The next thing to rant a bit about is the War on Drugs. I've never used or sold drugs and never will. Nevertheless, I think the drug war is absurd. One of the most frightening aspects of it is that police have abandoned the "knock and announce" procedure they used to follow when serving warrants. Nowadays, if you're suspected of a drug crime, they will simply throw small bombs (flash-bang grenades, intended as a non-lethal distraction, but which occasionally permanently injure or kill) into your house and break in through windows and doors while shouting "Police! search warrant!" Of course, home invading criminals are quite capable of shouting "Police!" just as well as the police can. Police enter homes this way because it is very easy to flush a large amount of drugs down a toilet in a small amount of time.
The problem with this is, what if they have the wrong house? It happens fairly often. What if they're acting on bad information? That also happens fairly often. These situations often lead to police officers being shot and the shooters being convicted of murder when the shooters only thought they were defending their homes against invading criminals.
What a mess.
Another thing I've come to understand is why "gun nuts" stockpile guns and ammunition.

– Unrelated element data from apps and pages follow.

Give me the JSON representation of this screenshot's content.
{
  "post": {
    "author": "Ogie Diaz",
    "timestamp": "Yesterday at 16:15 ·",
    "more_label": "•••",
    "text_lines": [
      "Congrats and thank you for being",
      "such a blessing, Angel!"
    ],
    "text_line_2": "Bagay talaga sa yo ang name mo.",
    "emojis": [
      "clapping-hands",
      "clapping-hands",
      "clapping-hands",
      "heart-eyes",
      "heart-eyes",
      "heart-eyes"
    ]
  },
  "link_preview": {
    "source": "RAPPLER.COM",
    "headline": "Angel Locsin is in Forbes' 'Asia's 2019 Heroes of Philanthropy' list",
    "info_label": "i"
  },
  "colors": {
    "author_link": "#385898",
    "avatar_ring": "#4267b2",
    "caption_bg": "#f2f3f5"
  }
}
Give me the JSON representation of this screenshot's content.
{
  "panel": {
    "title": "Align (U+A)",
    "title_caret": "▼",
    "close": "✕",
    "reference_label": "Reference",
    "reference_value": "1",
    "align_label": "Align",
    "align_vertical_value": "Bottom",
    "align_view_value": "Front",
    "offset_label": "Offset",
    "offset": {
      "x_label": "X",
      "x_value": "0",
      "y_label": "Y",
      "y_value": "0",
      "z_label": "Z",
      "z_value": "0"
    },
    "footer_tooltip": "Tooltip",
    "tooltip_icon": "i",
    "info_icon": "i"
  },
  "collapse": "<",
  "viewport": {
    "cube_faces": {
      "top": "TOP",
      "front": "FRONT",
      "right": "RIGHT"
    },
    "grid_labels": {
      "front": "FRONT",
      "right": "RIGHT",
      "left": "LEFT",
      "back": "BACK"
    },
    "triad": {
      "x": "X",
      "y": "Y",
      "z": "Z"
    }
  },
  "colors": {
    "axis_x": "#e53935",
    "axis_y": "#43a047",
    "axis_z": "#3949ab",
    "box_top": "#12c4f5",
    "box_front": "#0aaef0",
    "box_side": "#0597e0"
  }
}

In researching all of these arcane gun laws, I've discovered that one trick that is often used by gun-fearing legislators is to chip away at gun rights rather than take them away altogether. They will outlaw some kind of gun, but only if you don't own a gun like that already. This angers gun owners and pro-gun legislators, but since it doesn't require people to turn in their existing guns to the police, it is seen as less of a draconian violation of rights. Automatic weapons were outlawed in the 80s, but only if you didn't own one already. In Washington DC, handguns were outlawed in the home in the 70s, but if you already had one you were exempt. This pattern is repeated time and time again.
Imagine yourself as a gun owner, wanting to preserve your rights. Wouldn't it make sense to buy as many guns and as much ammunition as you could? Tomorrow they might outlaw revolvers or semiautomatics. Perhaps they will outlaw guns of a certain caliber. Perhaps they will outlaw hollow-point ammunition (it is more likely to kill, which of course makes it more useful for both crimes and self-defense). But you can rest assured that, if you own that stuff already, you'll be exempt.
No, i'm not stockpiling guns or ammo. and no, I'm not turning into a gun nut. If I could wish every gun off the face of the earth, I would. but since guns exist, I believe that I should be able to have one in case I need it. I see it as a tool. I have no emotional attachment to the hammer in my toolbox, and I have no emotional attachment to my gun.
"Better to have it and not need it than need it and not have it." --bumper sticker